How much better are the United States and Canada in women’s hockey than every other country on the planet? Since women’s hockey became an Olympic sport in 1998, the countries have combined to win every gold medal and all but one silver. Since the women’s hockey World Championships were introduced in 1990, the tournament’s been staged 15 times, and the two countries have met in the finals every single time. They’re so dominant, in fact, that the structure of this year’s Olympic tournament was changed in an effort to cut down on the number of times the U.S. and Canada would blow out opponents en route to the gold-medal game. There are story lines aplenty in the men’s hockey tournament, and lots of great rivalries in other sports during these Sochi Games. But no rivalry is fiercer than the one between the U.S. and Canadian women’s hockey teams.
A little history: The first Olympic women’s hockey tournament took place in Nagano in 1998. Led by captain Cammi Granato, Team USA beat the favorite Canada in the gold-medal game. During the five-game opening round that year, the U.S. outscored its opponents 33-7, while Canada outscored its opponents 28-12. That dominance would continue through the next several Olympic Games: Canada would win gold in 2002, 2006, and 2010, with the U.S. winning silver in two of those tournaments. (The Americans took bronze in Turin in 2006 — the only time these two teams failed to meet in the finals in either of the two major international tournaments.) By the 2010 Games, the scores were even more one-sided: Both the U.S. and Canada played four games leading up to their gold-medal showdown; they outscored their opponents by a combined 86-4 in those games.

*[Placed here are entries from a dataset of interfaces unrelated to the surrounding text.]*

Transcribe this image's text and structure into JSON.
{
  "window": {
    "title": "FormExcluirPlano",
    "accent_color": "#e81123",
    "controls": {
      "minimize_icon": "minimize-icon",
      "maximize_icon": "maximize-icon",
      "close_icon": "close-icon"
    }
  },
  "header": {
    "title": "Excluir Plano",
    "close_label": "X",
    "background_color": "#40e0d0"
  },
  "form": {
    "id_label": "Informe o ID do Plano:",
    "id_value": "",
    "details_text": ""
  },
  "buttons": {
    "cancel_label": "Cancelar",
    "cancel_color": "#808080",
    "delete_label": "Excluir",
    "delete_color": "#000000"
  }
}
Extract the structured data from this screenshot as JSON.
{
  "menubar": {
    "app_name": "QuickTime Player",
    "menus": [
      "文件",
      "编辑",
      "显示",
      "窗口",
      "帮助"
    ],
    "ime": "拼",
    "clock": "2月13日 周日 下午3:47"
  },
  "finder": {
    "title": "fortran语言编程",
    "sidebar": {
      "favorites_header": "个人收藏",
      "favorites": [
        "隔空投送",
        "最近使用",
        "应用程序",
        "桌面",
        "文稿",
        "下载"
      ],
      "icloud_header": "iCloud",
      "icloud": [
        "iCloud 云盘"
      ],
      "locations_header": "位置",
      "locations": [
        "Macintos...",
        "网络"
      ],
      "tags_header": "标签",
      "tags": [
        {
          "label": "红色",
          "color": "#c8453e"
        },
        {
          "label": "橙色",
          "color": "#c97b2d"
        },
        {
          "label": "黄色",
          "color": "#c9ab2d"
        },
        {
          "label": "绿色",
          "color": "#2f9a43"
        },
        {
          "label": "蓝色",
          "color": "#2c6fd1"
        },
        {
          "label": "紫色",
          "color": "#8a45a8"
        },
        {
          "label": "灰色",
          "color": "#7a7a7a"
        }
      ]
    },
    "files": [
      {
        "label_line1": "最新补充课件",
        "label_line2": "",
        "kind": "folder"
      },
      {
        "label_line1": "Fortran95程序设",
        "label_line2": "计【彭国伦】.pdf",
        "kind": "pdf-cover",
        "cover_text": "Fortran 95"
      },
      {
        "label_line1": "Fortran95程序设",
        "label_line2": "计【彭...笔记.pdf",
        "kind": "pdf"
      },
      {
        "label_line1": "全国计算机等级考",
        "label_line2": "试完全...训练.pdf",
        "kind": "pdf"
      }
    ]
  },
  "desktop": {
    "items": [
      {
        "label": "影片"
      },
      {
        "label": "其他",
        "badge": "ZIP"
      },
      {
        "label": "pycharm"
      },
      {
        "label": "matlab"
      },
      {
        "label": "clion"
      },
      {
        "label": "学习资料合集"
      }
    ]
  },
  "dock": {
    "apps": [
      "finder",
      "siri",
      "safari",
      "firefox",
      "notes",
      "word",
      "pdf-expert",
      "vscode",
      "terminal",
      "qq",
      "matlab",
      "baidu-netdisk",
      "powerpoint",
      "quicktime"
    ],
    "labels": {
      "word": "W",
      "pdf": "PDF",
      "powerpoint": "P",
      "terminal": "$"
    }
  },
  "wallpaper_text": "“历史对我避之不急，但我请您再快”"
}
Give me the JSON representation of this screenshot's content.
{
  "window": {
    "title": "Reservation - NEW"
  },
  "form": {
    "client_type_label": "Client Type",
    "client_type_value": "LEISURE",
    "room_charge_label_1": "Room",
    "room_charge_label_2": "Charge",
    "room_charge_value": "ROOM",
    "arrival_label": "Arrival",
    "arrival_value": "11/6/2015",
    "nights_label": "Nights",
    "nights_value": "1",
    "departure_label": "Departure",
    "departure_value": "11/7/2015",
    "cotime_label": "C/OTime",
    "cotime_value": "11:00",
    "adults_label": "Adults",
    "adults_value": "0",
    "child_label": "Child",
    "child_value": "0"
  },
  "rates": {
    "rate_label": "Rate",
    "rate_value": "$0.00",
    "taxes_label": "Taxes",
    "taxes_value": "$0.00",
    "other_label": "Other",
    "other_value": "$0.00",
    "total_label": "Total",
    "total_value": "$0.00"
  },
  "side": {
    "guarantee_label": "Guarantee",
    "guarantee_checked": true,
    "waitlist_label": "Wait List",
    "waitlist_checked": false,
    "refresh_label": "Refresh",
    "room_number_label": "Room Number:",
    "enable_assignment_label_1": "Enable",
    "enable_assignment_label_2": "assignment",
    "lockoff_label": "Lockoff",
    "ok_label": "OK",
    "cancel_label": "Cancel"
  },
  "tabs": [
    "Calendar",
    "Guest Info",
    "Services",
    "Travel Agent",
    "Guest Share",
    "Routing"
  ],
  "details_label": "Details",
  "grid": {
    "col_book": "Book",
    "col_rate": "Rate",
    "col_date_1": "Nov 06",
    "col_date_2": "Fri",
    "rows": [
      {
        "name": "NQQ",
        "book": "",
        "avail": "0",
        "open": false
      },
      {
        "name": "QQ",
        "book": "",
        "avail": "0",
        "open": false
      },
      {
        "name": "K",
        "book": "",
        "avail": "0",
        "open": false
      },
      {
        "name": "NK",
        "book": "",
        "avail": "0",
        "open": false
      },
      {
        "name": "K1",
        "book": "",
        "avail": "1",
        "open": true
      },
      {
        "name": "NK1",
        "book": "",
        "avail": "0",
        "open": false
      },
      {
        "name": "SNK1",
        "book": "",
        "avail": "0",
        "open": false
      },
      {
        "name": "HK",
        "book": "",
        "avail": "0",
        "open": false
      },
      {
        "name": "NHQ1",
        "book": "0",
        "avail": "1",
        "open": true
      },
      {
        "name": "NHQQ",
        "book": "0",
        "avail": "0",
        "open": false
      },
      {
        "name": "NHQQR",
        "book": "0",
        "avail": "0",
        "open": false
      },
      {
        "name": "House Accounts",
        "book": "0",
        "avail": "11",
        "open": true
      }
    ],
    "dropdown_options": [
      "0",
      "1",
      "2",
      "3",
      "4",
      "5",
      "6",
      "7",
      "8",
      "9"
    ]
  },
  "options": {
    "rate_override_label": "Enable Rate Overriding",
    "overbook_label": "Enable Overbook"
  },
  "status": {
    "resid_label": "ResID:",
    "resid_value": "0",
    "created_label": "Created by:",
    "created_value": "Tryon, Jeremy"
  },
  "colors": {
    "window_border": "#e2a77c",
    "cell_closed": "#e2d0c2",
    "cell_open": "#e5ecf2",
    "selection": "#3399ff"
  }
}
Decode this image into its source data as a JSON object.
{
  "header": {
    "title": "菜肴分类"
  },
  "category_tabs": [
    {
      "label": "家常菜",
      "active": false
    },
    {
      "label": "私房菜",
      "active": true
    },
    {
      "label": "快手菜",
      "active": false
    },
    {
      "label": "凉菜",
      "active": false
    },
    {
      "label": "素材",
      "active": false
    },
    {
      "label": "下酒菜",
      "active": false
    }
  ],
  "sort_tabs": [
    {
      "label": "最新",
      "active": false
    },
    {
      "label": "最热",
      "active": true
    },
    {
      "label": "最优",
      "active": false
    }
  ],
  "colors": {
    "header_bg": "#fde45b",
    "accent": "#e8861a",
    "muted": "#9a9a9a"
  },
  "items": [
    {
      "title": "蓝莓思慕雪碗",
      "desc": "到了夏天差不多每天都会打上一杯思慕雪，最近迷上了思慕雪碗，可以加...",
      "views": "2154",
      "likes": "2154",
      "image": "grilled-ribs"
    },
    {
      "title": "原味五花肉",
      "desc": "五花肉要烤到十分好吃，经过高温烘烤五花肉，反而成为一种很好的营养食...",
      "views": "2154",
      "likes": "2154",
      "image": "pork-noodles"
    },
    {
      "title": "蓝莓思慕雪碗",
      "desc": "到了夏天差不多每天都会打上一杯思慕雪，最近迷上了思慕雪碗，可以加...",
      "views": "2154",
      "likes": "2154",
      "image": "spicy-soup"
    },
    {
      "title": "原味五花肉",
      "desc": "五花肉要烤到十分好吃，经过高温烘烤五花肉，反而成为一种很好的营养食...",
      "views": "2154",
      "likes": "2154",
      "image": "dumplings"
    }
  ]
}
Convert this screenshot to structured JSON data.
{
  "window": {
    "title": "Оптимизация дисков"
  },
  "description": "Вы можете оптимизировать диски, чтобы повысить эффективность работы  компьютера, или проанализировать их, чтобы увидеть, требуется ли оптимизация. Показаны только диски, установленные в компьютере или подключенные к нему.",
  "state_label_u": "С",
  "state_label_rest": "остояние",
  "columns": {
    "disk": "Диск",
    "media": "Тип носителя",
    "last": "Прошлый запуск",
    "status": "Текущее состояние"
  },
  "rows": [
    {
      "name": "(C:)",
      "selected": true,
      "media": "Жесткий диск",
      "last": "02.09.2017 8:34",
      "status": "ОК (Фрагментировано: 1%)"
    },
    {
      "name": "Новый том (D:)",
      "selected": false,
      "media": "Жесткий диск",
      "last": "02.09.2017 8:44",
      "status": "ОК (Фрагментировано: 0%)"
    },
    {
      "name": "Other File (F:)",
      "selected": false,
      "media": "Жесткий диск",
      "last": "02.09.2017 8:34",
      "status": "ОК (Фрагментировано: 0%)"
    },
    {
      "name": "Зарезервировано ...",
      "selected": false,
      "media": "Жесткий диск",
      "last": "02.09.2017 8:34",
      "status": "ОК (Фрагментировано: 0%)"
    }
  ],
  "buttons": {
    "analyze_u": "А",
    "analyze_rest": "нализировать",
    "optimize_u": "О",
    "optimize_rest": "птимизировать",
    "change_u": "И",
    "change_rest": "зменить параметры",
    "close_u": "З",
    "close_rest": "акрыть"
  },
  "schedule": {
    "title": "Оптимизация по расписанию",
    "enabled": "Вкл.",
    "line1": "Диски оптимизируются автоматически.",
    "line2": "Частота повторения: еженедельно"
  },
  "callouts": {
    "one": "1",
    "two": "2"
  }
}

As you might imagine, with the two teams facing off so frequently with so much on the line, some bad blood has developed. The two teams played seven exhibition games in advance of the Sochi Games: Canada won the first three, and the U.S. the next four. More than one of those games included a fight, including a massive line brawl in December in which American Monique Lamoureax and some teammates jumped in after Monique’s twin sister, Jocelyne, was hit with an illegal body check. (Body-checking isn’t allowed in women’s hockey, though that doesn’t mean games don’t involve some level of contact.) Says American defenseman Megan Bozek on facing Canada: “You know that on that day, you’re trying to draw blood in the nicest way possible.”
Rather than have the U.S. and Canada as the top teams in two evenly divided groups in Sochi (which would have led to lots of blowout games), the top four teams this year were placed in one group, with all of them advancing automatically to the medal round, and the top two teams getting a bye to the semis. That meant that this year, the U.S. and Canada would meet in the preliminary round. “I would definitely say the rivalry with Canada is a nasty one,” says Kelli Stack, a forward on the U.S. team, in advance of today’s preliminary round game. “We don’t like them, plain and simple. We want to win that game no matter what – whatever it takes.”
That game, which aired live this morning because hockey fans won’t put up with the tape-delay nonsense NBC uses for other sports, was everything you’d hope for in an Olympic competition: Close, tense, and played at an extraordinarily high level. It also involved some controversy. Canada controlled play early, but the U.S. took a 1-0 lead late in the second period on a goal by Hilary Knight, her third goal and fifth point of the tournament. But the Canadians tied the game in the third, then took the lead on a controversial goal in which the puck appeared to enter the net after the referee had blown the play dead. (For what it’s worth, the whistle shouldn’t have blown, as it hadn’t been covered by U.S. goalie Jessie Vetter, but a bad whistle is a whistle nonetheless.)
That call proved critical: Canada dominated much of the third period, extending its lead to 3-1 on Megan Agosta’s second goal of the game, but the U.S. drew to within a goal after pulling Vetter late in the period. Then after Canada was whistled for having too many skaters on the ice (or as NBCSN’s Pierre McGuire consistently referred to it, “too many men”), the Americans were given a last-gasp power play, but couldn’t convert, losing 3-2.
Today’s game affects seeding for the medal round, but not much else: Both the U.S. and Canada got byes to the semifinals and will be on opposite sides of the bracket, meaning they’re on track to meet once again in the gold-medal game.
Says Team Canada goalie Charline Labonte: “We’re so passionate, this is our Stanley Cup, so I think we leave our emotions on the ice.”